Jaipur - The Pink City!
The city that once was the capital of the royalty of the county, is now the capital of the princely state of Rajasthan. Located 260 km. from the capital of the country, New Delhi, this city is full of colour and grandeur. The ancient testimonials in the form of mind blowing monuments such as Hawa Mahal, Amer Fort, City Palace, Albert Hall are amongst the best in the county. The city also popularly known as the Pink City is also very popular for shopping amongst the tourists and locals.
The huge confection is a trompe l'oeil in masonry, for it tends to deceive the eye. In truth, the Hawa Mahal is all façade, an elaborate palace exterior complete with nine hundred and fifty three windows and niches of inconceivable delicacy. However behind this facade are no buildings, for it is a maze of corridors and resting points. The royal women of the zenana used to peep out and see the city, or watched processions passing down below. The clever façade also trapped the breeze, earning it the name "Palace of Winds".

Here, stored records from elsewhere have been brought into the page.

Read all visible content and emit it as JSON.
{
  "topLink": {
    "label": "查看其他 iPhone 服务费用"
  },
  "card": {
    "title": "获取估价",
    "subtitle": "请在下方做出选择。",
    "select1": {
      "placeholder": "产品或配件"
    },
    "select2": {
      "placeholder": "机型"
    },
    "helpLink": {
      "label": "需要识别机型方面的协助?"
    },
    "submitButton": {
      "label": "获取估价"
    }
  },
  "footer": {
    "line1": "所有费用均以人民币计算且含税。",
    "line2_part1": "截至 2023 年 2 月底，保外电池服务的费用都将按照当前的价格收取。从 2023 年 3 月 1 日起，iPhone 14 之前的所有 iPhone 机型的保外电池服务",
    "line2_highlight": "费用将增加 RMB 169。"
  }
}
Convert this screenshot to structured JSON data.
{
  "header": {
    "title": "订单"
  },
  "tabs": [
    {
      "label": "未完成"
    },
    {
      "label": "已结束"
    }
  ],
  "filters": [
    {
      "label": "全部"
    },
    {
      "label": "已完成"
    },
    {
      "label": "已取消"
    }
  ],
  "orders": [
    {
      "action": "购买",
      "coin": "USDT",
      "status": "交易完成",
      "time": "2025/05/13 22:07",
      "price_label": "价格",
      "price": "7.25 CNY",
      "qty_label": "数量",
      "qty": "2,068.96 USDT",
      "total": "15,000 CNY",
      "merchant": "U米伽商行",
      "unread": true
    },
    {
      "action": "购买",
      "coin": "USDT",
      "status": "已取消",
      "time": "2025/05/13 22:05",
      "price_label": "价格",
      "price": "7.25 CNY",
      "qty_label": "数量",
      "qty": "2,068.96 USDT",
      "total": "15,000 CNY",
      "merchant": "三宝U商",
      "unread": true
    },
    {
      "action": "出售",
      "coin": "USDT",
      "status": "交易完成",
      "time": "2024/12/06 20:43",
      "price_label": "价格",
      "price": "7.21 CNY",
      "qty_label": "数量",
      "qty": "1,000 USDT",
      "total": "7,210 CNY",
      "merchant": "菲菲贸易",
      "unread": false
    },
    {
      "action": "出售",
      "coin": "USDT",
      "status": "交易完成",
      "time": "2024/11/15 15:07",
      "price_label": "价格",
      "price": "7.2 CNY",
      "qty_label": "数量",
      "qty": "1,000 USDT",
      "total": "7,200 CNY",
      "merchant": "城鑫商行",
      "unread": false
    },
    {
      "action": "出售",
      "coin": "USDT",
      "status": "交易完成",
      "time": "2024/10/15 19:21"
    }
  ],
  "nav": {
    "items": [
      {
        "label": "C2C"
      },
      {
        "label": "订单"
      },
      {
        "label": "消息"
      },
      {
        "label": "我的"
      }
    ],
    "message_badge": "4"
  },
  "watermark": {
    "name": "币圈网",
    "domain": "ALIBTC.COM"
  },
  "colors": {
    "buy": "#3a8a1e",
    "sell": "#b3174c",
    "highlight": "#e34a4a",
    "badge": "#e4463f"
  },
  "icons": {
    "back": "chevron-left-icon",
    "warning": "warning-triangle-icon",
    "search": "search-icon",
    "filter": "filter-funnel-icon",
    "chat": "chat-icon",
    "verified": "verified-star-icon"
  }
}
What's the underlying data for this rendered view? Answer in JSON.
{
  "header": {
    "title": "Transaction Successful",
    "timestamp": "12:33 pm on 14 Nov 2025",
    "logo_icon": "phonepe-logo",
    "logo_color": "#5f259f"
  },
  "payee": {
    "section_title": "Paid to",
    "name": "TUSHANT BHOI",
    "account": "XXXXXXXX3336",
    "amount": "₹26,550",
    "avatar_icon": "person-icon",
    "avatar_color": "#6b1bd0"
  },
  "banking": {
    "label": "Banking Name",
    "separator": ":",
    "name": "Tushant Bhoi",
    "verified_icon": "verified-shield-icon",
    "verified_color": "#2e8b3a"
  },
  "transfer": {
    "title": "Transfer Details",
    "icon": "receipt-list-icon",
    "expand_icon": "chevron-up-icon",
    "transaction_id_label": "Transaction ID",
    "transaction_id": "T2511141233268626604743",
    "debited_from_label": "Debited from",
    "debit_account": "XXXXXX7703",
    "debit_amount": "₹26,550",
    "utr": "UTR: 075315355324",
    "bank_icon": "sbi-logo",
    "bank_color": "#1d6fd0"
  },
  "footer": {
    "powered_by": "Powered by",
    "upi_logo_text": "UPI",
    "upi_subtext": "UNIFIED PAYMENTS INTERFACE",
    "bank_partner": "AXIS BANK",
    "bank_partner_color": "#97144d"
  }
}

The City Palace
The spectacular City Palace is the residence of the former ruling family of Jaipur. It occupies the center of the city, covering one-seventh of its area and surrounded by a high wall - the Sarahad. The architecture combines elements of Rajput beauty with Mughal spaciousness and English linear planning. The Jaipur royal family resides in what is known as the Peacock Courtyard, although this is no longer open to the public.
Amer, "The Fortress Palace" was one of the most important of all Rajput cities. It was the ancient capital of the Kacchwaha Rajputs from the 12th century until the foundation of Jaipur in the early 18th century. The seventeenth century fort complex at Amer occupies a steep hillside, overlooking the strategic pass that gave entry to the kingdom of the Kacchwaha Maharajas from the Mughal territories to the north.
Albert Hall Museum
It is erected in the middle of Ram Niwas Garden of Jaipur. It was built in 1876 to mark the visit of Prince of Wales to the city. The building is made of sandstone and marble in Indo-saracenic style. It contains a fine collection of sculptures, paintings, decorative art objects, natural history specimens, an Egyptian mummy and a celebrated Persian Garden Carpet.
Literally "instruments for measuring the harmony of the heavens", the Jantar Mantar Observatory was built between 1728-1734. Not content with brass, Jai Singh II wanted things on a grand scale and chose stone with a marble facing on the important planes. Each of the instruments serves a particular function and each gives an accurate reading. It is said that Indian kings viewed themselves as "Universal Emperors wielding the wheel", an emblem that represented the universe. This meant that the correct time had to be fixed for each event. Astrologers were hired to regulate actions within the palace and, by extenuation, within the entire kingdom.